But the meat of Singapore’s opaque, illicit substrata are more fundamentally economic and environmental. This elaborate, shining city-state consumes at breathtaking pace. The Factbook says Singapore imports the 15th largest amount of crude oil in the world, at more than 830,000 barrels every day (compared with more than eight million for the United States, which is the world’s largest importer). This is notable, considering Singapore has only the world’s 114th largest population. Some materials that help put Singapore at the forefront of world exports come from toxic mining operations and manufacturing processes that harm global citizens in distant lands who haven’t the means to defend themselves against neoliberalism. Public officials here are obsessed with encroaching on an ocean that threatens to inundate its low-lying terrain. Subramanian wrote a third of the land is lower than 16 feet above sea level. The Singaporean government has affixed a concerted effort – which other low-lying cities are sure to emulate – to keep the city afloat as global warming raises the sea level. It is building creative locks and dams, reclaiming land from the sea, a nearly two-century project, initiated by the British and continued by the Republic of Singapore, that grows more urgent year by warming year. Subramanian, whose story focused on the island’s efforts to stay afloat in rising seas, noted that the biggest worry of Singaporean officials is maintaining the size of the island.

Singapore seemed, like the United States, quite intent on bettering the lives of its own. I think Singapore does a better job of it. But that’s not really the point. The point is locating the threshold where bettering the living standard for people who already have an excellent living standard is no longer excusable. Where is the moral tipping point at which a country can no longer support the industries that create utopia at home and cause havoc abroad? Within the capitalist market economy on which the world turns, it’s at the top of the infant survival rate. And it’s only a matter of physics and time before Singapore’s growth becomes untenable. Wrote Subramanian:

But the desire to reclaim never-ending shelves of land, farther and farther into the sea, will inevitably be outfoxed by physics.

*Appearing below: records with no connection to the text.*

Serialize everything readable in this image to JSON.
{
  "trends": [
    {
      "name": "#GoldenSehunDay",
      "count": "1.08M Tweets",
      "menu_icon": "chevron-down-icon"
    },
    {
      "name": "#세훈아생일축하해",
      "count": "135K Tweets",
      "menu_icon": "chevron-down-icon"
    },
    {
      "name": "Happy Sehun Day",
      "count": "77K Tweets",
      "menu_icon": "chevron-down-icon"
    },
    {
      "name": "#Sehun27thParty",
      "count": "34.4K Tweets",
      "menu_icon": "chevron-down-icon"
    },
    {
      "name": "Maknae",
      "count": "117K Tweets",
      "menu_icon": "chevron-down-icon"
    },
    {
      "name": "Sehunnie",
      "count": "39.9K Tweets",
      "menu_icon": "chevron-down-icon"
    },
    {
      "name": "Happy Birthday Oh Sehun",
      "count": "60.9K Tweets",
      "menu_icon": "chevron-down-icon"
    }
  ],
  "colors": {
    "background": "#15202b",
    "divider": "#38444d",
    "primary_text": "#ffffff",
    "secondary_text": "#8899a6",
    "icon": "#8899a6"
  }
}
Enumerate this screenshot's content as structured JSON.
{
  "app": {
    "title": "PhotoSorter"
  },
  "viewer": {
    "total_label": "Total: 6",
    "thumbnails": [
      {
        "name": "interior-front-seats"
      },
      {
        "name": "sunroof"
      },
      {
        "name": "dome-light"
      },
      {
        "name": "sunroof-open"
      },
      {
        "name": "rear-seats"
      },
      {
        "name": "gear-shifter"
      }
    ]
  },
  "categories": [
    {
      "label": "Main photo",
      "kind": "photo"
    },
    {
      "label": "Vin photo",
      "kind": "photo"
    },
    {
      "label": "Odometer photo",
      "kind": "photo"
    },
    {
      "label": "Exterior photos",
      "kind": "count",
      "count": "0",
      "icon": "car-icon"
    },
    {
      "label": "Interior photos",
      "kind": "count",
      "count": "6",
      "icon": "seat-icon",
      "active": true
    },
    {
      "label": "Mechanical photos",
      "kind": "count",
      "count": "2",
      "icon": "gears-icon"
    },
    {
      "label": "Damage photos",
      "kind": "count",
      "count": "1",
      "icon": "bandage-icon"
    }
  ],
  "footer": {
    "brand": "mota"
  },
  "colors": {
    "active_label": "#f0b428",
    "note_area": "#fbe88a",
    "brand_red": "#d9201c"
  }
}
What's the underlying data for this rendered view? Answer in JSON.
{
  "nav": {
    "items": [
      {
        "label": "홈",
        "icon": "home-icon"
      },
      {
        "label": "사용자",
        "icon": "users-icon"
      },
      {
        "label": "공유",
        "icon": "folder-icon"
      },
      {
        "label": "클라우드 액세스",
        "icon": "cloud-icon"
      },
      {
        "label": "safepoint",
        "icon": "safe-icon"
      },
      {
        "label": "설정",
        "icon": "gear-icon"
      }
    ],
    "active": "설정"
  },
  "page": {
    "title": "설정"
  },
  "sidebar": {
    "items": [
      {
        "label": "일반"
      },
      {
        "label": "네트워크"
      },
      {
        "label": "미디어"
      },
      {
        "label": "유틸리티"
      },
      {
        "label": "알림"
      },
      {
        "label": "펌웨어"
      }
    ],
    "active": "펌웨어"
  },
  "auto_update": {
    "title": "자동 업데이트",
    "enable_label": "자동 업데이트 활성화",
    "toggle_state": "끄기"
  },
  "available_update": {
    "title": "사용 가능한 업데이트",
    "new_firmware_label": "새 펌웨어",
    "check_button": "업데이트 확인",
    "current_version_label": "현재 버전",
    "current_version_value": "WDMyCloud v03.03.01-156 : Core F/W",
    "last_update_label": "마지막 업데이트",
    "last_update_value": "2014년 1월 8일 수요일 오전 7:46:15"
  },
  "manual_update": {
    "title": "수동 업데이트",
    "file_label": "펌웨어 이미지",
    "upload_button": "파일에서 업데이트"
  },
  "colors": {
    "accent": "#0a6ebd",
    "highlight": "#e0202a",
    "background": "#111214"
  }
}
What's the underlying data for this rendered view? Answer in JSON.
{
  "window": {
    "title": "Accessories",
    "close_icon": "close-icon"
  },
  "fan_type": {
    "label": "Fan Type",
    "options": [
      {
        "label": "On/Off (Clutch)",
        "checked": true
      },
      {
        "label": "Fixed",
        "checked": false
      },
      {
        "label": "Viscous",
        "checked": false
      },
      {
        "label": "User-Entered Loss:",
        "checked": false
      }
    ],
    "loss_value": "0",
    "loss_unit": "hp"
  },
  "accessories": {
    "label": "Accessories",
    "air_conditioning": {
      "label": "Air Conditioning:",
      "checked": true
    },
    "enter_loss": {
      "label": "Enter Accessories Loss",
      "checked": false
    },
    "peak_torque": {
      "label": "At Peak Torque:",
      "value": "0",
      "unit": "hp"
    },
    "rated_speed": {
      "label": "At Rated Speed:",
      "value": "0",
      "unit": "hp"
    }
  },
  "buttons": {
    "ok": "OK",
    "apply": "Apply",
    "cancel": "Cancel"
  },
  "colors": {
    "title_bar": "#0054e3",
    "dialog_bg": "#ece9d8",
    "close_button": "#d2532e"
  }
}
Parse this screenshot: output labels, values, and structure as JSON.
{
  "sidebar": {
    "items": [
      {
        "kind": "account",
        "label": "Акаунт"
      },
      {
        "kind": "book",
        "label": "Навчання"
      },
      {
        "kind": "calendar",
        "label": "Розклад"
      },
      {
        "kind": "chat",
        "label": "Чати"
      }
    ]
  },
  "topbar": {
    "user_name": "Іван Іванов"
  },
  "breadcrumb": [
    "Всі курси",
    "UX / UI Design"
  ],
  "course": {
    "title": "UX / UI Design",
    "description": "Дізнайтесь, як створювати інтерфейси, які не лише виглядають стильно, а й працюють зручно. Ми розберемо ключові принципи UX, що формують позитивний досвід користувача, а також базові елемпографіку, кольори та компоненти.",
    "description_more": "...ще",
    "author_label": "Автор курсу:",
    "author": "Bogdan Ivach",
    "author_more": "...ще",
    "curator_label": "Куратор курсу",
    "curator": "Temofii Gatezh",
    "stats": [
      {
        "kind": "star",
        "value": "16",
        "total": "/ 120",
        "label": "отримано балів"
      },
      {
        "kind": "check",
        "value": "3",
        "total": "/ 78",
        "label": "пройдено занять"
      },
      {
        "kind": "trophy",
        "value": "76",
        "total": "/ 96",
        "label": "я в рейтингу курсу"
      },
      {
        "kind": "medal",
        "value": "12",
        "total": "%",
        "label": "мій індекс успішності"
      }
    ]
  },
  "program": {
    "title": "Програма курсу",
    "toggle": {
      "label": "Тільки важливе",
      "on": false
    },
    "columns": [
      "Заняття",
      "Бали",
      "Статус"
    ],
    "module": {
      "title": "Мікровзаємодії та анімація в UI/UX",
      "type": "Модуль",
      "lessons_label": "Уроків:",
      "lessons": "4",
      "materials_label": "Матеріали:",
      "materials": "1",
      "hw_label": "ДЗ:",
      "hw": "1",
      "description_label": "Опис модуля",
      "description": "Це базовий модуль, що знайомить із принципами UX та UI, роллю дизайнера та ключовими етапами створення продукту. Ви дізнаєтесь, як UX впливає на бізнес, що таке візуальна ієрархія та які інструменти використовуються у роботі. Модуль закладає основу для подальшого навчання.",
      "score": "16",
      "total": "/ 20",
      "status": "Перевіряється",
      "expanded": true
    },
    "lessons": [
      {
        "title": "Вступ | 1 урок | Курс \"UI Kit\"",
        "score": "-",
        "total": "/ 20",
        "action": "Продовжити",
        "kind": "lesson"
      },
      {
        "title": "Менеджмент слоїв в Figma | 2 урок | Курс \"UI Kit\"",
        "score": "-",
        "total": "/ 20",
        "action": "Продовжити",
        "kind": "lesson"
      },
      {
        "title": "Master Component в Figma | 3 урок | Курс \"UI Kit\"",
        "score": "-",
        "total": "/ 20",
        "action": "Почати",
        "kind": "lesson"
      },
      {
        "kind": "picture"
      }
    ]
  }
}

On a whiteboard, [Assistant Chief Executive of the Jurong Town Corporation David] Tan drew me a diagram of the process: first, building a wall in the water, reaching all the way down into the seabed; next, draining the water behind the wall and replacing it with infill. As the ocean grows less shallow, it becomes harder and harder to build the wall, to stabilize the infill, to protect it all from collapse. “We’re already reclaiming in water that is 20 meters deep,” Tan said. “Maybe it would be viable to reclaim in 30 meters, if land prices go up. But 40 and 50 meters would be very difficult. It’s physically difficult and economically unviable.”